Then another brilliant idea he should've thought if earlier flashed into Leo's mind and, shuffling through his backpack, which he had stowed beneath the tree before the rain hit, he procured his water bottles, filled with murky river water as they were. Leo promptly dumped those out and placed them beneath streams of rainwater pouring from the tree he lay under to fill up. There, he thought with a small smile, laying down. Now I have something to drink besides river water.

The rain lasted for a solid sixteen hours. Leo wasn't actually sure how long it rained, he was more of guessing based on how the rain started around mid afternoon, and ended mid morning the next day. Which sucked because now Leo was cold and stiff from laying beneath a tree for that long, unable to really cover himself at all and the tree cover only providing the bare minimum of support. And now he was hungry, so as he slid out of the tree cover, the wet soil clinging to his hands and knees and squelching beneath his feet, he made immediate plans to procure food.

Steam rolled off the ground as the early morning sun warmed it, setting the world into a picturesque moment that Leo had to stop and admire. The morning sun filtered through the trees in individual rays, and the pine needles glistened with water. Leo groaned and stretched, his knees and back popping loudly. The cold clung to his body bone-deep, and he wiggled his fingers in an attempt to bring life back into them. He stamped his feet and started moving, heading towards the Slowpoke herd, and jumping up and down to get his blood pumping, trying to alleviate at least some of the chill. So fixated on the cold he was, he almost didn't notice the churned soil where the Wooper had been digging the previous day.

Leo hesitated for a moment, debating coming back later to investigate. No, he thought to himself. I should take a look now, before I forget. So he bent over, searching around for what the Wooper had dug up.

It took a good few minutes for Leo to find anything, most of the evidence having been washed away by the rain save for the holes in the ground the Wooper had left, and what he did find filled him with hope. A plant had been dug up, with broad, dark green leaves and a large, round root that had chunks torn out of it. It looked an awful lot like a tuber – a wild potato maybe? Leo searched for more, the distinct leaves proving easy to find. He dug one up with enthusiasm, his hands clawing at the soft soil, until it revealed to him its prize – an unblemished, albeit dirt covered, root that fit snugly into the palm of his hand. It was maybe three inches long, and an inch around.

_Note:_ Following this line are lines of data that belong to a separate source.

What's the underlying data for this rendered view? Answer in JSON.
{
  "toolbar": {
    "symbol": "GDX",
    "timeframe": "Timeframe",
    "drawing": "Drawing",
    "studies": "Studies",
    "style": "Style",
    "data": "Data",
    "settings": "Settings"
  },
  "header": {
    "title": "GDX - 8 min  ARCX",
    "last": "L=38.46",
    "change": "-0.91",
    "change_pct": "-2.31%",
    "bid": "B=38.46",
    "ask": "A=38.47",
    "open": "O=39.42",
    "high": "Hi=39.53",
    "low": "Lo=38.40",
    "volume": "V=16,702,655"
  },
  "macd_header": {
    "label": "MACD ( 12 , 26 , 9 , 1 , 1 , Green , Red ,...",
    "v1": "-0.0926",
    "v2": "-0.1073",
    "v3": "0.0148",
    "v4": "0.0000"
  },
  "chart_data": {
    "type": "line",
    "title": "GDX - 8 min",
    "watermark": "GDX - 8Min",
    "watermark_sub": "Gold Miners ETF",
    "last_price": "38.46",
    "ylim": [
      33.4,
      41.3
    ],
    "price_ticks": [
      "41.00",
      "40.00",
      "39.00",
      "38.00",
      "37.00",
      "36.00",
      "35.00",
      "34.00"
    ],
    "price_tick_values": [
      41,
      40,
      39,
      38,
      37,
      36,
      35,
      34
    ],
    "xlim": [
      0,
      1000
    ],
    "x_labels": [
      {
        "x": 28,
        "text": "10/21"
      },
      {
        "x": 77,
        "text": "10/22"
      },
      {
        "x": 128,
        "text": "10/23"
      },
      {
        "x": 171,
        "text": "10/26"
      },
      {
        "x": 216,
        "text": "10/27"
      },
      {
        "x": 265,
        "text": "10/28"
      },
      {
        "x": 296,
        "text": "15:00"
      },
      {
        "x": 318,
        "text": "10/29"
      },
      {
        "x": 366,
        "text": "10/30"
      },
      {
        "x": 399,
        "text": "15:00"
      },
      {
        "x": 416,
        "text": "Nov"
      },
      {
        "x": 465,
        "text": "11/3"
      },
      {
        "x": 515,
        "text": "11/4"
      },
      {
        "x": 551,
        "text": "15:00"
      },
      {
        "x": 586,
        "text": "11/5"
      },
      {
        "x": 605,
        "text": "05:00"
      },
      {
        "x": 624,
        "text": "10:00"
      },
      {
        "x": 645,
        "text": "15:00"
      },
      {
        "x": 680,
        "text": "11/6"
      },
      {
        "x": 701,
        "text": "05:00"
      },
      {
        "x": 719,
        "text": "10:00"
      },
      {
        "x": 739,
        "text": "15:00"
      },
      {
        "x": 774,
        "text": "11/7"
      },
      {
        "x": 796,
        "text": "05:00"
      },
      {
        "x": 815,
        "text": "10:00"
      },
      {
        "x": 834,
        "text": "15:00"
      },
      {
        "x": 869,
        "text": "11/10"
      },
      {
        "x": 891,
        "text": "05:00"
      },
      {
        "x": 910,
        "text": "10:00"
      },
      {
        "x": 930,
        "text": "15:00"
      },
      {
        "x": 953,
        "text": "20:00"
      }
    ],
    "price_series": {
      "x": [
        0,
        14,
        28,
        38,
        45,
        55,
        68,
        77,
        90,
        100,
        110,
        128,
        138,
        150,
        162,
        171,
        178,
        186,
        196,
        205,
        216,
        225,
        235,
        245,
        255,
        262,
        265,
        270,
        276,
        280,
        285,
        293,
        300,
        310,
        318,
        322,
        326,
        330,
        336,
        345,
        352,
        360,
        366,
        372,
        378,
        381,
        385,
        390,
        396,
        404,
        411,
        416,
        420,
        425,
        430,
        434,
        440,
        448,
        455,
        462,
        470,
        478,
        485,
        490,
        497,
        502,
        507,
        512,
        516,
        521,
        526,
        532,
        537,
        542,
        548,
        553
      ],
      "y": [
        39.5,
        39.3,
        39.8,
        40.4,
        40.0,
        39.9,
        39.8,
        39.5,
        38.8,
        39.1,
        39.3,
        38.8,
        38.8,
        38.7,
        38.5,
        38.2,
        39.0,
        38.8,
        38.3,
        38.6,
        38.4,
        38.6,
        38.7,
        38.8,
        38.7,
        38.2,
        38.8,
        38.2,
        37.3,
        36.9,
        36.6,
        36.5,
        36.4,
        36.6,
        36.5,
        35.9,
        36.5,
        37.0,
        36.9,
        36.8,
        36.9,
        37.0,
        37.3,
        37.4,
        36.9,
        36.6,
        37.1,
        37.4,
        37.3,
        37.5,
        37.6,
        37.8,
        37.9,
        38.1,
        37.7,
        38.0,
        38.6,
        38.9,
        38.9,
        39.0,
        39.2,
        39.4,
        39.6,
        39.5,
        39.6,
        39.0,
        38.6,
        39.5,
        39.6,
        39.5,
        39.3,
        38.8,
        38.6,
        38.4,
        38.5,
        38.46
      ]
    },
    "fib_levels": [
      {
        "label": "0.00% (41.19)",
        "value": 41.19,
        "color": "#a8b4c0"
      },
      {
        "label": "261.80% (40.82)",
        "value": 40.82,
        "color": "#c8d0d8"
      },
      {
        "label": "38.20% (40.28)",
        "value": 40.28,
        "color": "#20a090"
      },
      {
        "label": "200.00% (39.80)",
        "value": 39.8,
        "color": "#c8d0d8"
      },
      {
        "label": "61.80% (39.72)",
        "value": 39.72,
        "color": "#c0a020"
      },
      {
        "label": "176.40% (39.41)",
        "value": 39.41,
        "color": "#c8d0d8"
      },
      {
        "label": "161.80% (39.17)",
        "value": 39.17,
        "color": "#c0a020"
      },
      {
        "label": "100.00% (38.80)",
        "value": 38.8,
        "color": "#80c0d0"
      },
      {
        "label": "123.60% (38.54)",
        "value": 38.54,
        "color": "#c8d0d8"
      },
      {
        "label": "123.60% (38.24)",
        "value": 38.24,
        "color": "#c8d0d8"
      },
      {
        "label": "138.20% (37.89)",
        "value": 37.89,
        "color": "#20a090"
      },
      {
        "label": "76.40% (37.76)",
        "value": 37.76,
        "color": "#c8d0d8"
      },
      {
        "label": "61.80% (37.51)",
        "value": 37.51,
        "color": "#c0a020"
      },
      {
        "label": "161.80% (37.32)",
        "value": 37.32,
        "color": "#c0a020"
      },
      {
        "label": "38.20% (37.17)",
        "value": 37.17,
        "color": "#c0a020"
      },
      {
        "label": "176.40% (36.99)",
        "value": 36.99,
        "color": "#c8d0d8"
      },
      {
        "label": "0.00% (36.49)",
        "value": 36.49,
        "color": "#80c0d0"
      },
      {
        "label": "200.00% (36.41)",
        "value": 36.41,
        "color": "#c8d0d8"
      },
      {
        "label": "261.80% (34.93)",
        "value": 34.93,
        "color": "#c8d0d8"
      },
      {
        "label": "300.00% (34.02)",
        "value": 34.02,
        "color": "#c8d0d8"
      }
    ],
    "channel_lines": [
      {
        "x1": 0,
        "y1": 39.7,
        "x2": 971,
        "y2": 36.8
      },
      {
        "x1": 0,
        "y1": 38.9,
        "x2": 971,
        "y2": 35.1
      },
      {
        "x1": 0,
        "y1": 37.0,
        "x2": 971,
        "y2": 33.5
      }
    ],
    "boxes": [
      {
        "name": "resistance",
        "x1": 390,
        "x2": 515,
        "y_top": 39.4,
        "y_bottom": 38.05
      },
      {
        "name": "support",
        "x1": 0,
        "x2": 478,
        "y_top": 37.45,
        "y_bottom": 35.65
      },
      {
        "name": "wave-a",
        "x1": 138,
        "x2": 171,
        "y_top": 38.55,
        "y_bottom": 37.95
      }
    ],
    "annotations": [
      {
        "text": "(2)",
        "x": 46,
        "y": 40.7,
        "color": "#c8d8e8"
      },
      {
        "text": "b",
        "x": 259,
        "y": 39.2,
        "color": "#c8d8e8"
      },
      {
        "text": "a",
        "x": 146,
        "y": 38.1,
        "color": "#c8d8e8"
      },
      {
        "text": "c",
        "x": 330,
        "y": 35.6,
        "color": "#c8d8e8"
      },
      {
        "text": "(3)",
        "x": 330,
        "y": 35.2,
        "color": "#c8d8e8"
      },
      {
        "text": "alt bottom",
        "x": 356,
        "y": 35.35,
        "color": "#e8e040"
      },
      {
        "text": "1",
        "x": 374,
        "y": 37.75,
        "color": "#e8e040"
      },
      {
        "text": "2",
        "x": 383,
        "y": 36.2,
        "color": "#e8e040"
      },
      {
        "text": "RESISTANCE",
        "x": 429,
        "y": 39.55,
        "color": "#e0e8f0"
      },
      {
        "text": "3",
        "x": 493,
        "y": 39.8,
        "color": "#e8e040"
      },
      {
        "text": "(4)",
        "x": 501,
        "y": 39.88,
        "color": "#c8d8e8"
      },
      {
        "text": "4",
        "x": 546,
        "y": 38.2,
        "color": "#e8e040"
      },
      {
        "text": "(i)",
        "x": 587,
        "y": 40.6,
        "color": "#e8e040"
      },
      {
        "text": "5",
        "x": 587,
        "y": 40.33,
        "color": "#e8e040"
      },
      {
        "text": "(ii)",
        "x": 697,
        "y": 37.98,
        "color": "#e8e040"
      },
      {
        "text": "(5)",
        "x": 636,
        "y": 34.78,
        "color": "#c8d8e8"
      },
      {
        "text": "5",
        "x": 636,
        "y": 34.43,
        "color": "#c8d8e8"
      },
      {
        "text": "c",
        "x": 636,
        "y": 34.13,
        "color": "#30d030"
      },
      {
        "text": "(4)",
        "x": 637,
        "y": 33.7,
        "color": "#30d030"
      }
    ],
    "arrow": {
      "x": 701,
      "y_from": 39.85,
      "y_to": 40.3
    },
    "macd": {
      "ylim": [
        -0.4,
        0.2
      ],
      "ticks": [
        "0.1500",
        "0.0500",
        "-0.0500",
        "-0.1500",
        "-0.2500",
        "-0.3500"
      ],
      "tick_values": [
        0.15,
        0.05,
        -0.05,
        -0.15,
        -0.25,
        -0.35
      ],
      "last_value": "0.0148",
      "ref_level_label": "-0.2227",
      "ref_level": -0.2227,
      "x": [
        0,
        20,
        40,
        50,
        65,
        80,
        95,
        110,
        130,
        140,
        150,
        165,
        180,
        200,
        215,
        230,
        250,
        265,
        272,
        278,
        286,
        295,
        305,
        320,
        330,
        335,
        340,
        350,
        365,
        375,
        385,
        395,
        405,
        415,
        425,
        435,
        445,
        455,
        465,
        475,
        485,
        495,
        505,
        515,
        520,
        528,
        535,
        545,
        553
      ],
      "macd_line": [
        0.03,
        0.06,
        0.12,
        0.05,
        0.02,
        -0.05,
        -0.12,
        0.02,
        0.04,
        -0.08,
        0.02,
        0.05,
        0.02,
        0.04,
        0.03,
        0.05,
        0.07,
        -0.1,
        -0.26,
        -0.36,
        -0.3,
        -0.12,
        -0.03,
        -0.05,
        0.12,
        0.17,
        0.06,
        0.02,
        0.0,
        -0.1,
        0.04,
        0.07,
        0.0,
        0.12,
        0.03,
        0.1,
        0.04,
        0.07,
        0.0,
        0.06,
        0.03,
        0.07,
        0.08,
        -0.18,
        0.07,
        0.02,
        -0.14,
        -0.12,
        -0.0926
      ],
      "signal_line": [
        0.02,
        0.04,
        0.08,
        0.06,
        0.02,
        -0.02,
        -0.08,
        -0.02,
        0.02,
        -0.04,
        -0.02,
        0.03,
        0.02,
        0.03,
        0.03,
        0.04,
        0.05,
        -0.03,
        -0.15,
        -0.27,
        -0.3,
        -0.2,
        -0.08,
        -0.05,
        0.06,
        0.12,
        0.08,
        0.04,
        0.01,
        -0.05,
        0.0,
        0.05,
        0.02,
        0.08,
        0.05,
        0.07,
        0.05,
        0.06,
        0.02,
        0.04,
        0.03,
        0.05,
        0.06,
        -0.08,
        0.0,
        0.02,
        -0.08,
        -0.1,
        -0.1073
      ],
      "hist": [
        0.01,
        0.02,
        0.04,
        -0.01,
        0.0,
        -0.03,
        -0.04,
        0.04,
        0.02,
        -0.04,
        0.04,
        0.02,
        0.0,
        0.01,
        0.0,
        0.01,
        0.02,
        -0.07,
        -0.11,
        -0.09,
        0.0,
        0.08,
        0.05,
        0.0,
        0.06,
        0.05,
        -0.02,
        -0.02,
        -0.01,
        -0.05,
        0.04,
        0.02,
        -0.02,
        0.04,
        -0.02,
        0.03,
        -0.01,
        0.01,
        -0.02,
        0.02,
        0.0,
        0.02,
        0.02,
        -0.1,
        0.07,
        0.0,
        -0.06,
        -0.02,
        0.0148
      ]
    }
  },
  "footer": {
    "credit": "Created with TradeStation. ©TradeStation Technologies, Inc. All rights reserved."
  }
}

Looking at it, Leo could see the resemblance to a potato, and when he broke it open with a wet snap to taste it, his suspicions were confirmed. The pale white meat of the tuber tasted like a bitter potato, and Leo laughed aloud. Here he was, surrounded by vegetables, and he didn't even know it.

Still, he couldn't help but grin wildly. As terrible as the situation was currently, Leo could survive.

"No, not just survive," Leo told himself, digging up more of the pseudo potato plants for breakfast. "These mountains can provide everything I need to thrive."

Well, here's the first chapter. Thanks for reading, hope you enjoyed.